Resources below have been sorted into the following tables:
- General (mainly human sector)
- Animals and integrated surveillance
|WHO methodology for a global programme on surveillance of antimicrobial consumption (PDF, 1MB)||Methodology from WHO describing surveillance of antimicrobial consumption; How to collect data, what data to collect and how to manage data. Additional tools and resources as well as this manual in French are available at the WHO – Surveillance of Antimicrobial Use page.|
|WHO Report on Surveillance of Antibiotic Consumption – 2016 – 2018 Early implementation||Report from WHO presenting data from 2015 on the consumption of systemic antibiotics from 65 countries and areas.

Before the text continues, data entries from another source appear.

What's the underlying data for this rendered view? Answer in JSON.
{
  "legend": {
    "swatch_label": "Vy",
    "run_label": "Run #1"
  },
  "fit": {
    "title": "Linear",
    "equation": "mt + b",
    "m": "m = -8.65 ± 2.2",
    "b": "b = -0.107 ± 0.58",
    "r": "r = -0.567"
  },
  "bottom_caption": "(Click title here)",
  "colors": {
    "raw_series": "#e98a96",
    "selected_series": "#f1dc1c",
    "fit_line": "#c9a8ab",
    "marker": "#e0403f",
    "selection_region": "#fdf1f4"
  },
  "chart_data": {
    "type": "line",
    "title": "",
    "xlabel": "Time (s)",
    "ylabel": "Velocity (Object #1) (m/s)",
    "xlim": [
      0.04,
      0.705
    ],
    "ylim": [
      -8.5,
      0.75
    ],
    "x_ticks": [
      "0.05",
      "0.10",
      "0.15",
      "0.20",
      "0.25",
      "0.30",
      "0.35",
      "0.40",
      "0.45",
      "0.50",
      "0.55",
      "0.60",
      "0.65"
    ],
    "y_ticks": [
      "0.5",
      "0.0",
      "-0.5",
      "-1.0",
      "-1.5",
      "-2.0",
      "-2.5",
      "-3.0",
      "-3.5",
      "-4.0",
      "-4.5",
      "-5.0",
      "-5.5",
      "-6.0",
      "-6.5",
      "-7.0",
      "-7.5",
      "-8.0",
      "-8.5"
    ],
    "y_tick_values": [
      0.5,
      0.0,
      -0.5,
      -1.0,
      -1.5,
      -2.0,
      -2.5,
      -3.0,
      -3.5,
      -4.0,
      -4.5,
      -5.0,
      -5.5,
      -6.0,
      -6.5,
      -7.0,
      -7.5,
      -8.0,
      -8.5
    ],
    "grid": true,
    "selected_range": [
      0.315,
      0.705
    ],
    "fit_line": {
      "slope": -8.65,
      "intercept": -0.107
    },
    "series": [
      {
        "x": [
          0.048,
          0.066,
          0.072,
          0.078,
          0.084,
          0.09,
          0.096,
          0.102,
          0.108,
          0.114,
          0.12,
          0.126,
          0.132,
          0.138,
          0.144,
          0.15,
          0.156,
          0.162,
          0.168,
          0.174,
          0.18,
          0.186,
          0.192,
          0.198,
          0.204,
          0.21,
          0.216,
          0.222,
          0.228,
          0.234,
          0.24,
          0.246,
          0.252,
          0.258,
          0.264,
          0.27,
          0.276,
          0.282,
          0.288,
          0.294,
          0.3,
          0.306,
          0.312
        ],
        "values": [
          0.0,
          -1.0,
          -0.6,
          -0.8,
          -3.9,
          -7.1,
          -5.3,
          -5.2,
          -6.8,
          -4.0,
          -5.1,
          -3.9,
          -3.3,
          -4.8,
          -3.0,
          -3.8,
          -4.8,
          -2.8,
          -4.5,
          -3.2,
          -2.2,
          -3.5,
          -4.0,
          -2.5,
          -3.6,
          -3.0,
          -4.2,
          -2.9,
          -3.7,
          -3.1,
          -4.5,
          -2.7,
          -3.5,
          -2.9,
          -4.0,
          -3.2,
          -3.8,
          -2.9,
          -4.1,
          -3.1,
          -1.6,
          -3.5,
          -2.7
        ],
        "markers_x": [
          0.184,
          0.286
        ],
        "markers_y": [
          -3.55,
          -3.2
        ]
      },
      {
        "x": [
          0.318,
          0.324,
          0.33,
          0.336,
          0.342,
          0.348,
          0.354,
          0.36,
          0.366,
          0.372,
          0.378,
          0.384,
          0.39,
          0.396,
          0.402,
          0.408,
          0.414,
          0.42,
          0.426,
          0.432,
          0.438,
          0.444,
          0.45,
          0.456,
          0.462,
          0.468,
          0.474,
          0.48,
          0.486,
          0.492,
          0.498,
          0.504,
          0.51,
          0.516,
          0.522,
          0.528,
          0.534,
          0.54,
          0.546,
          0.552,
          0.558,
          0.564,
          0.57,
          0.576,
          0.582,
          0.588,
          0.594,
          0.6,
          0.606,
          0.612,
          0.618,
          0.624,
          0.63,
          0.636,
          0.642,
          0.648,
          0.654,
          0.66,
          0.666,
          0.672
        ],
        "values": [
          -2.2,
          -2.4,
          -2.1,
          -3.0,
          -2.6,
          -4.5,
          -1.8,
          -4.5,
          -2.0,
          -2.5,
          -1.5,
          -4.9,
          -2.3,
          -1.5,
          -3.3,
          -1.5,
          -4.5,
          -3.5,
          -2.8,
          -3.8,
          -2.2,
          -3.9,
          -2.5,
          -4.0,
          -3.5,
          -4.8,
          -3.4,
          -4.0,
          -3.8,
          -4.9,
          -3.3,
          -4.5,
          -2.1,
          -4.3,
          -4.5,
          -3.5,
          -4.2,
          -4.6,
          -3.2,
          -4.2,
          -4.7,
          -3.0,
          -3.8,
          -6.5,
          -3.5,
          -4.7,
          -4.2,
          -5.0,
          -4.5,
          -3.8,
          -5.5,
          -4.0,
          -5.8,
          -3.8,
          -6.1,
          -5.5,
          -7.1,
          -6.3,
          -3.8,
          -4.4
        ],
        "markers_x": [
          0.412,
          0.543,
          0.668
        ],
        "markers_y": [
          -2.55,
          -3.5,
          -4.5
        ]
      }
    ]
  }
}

It describes the WHO methodology for data collection, including challenges and future steps in monitoring antimicrobial consumption. Annex 2 describes strengths and limitations of different data sources.|
|Antimicrobial consumption interactive database: ESAC-Net||Database. The ESAC database was developed and is maintained by the European Centers for Disease Prevention and Control (ECDC). It contains data on antimicrobial consumption that member states report annually. The database is interactive and can be accessed free of charge.|
|Global antibiotic consumption 2000 to 2010: an analysis of national pharmaceutical sales data||Journal article. This Lancet paper provides an overview and discussion of global antibiotic consumption between 2000 and 2010. An increase in consumption of 35% is reported, with large increases in consumption of antibiotics of last resort.|
|Antimicrobial Medicines Consumption (AMC) Network. AMC data 2011–2014 (2017)||Report presenting and analysing data on antimicrobial medicines consumption collected from non-European Union countries in the WHO European Region and Kosovo. It aims to support countries that are building or strengthening their national surveillance systems on AMC and to stimulate the sharing of data both within and between countries.|
|Medicine management in health care delivery||Tools and case studies. Find here a set of tools developed by WHO South East Asia Regional Office for conducting a situation analysis for the national management of medicines, including antibiotics, in LMICs. The website also contains the result of situation analyses based on the WHO template that were carried out across South East Asian countries.|
|Antimicrobial Resistance in the Western Pacific Region: A Review of Surveillance and Health Systems Response||Review by WHO of the current response to antimicrobial resistance across WHO’s Western Pacific Region. Focuses on surveillance, monitoring of use and region-specific challenges of health systems in responding to antimicrobial resistance.|
Animals and integrated surveillance
|Integrated surveillance of antimicrobial resistance in foodborne bacteria: Application of a One Health approach||Guidance developed by WHO AGISAR that provides the basic information countries need to establish a program for integrated surveillance of both antimicrobial resistance and antibiotic use.
|European Surveillance of Veterinary Antimicrobial Consumption (ESVAC)||ESVAC is a project within the European Medicines Agency which collects information on how antimicrobial medicines are used in animals across the European Union (EU). A report on national sales data of antibiotics is published annually. ESVAC also provides an interactive database, sales data collection form and protocols.|
|Combating antibiotic Resistance: A Policy Roadmap to Reduce Use of Medically Important Antibiotics in Livestock||Policy roadmap with 11 core policy recommendations aimed at a broad set of stakeholders: policymakers, food companies, institutional food purchasers (i.e. hospitals, schools and universities), and medical groups. The recommendations are divided into three key areas: 1) decreasing livestock use of medically important antibiotics; 2) monitoring livestock antibiotic use, and 3) enhancing surveillance and data integration to inform antibiotic resistance policy|